7. The answer to racist violence is not anti-racist violence or passivism, and the idea that those are the only two choices is ridiculous. Charlottesville’s and the United States’ resistance to racism would be far stronger with disciplined nonviolence. The behavior of a few anti-racists in July allowed the corporate media to depict the KKK as victims. There is nothing the alt-right crowd longs for more in this moment than some act of violence against them that would permit pundits to start trumpeting the need for liberals to be more tolerant of racists, and to proclaim that the real problem is those reckless radicals who want to tear down statues. We need nonviolent activism, and we need a thousand times more of it. We need to initiate the next rally in Charlottesville ourselves.

8. Tearing down statues is not opposing history. Charlottesville has three Confederate war statues, two (pro) genocide of the Native Americans statues, one World War I statue, one Vietnam War memorial, one statue of Thomas Jefferson (whose words and deeds, I’m sorry to say, agreed almost entirely with the latest racists), and one statue of Homer (poet of war). And that’s it. We have no memorials, whether monumental statuary or otherwise, to a single educator, artist, musician, athlete, author, or activst, nothing for Native American history, slavery, civil rights, women’s rights, or ANYTHING ELSE. Almost all of our history is missing. Putting up a giant statue for racism and war is not a step for history. Taking it down is not a blow to history. It could be a step forward, in fact. Even the renaming of Lee Park as Emancipation Park is educational. Creating a memorial to emancipation, and one to civil rights, and one to school integration, and one to peace would be more so.

9. The Lee statue is still there, not because racists rally around it, but because legislators glorify war. While neither side has any interest in opposing or even particularly in promoting war, and while the national and local media have gone through endless contortions to avoid mentioning it, the court case holding up the removal of Robert E. Lee and the horse he never rode in on is about war glorification. A state law that may or may not apply to this statue forbids taking down war memorials in Virginia. For fair and balanced free-speech advocates I should note that no similar law forbids taking down peace monuments. Also there really aren’t any to take down if you wanted to. This is a symptom of a culture that has come to accept endless war and the militarization of local police, and to report on rallies of “white nationalists” without ever considering that there may be a problem with both of those words.

10. As I’ve written in recent months, many sympathizers with the racist cause are understandable. This is a quite different thing from being acceptable or praise worthy. To say that someone is understandable is to say that you can understand them. They’re not monsters acting on inexplicable subhuman impulses any more than do the people they hate or the people against whom the United States wages wars typically behave that way.
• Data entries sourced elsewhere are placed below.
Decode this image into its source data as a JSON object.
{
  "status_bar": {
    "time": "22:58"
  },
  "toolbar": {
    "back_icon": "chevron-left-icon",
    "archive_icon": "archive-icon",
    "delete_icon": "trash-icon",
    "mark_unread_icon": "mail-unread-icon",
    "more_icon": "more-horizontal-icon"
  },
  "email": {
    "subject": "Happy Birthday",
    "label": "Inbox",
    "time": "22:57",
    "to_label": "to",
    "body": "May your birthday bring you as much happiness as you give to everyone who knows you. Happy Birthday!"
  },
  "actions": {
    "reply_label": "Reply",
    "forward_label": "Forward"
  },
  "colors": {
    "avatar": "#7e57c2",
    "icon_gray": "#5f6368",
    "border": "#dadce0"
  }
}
These racists live in one of the most unequal societies ever known, and they don’t live at the top of it. They hear about endless efforts to alleviate injustice toward all sorts of wronged groups that don’t include them. They notice the cultural acceptability in comedy shows and elsewhere of mocking white people. They seek a group identity. They seek others to blame. They seek others to place beneath themselves. And they hear hardly a peep out of Washington D.C. about creating universal rights and supports for everyone, as in Scandinavia. Instead they hear that hatred and violence and racism come with the Presidential seal of approval.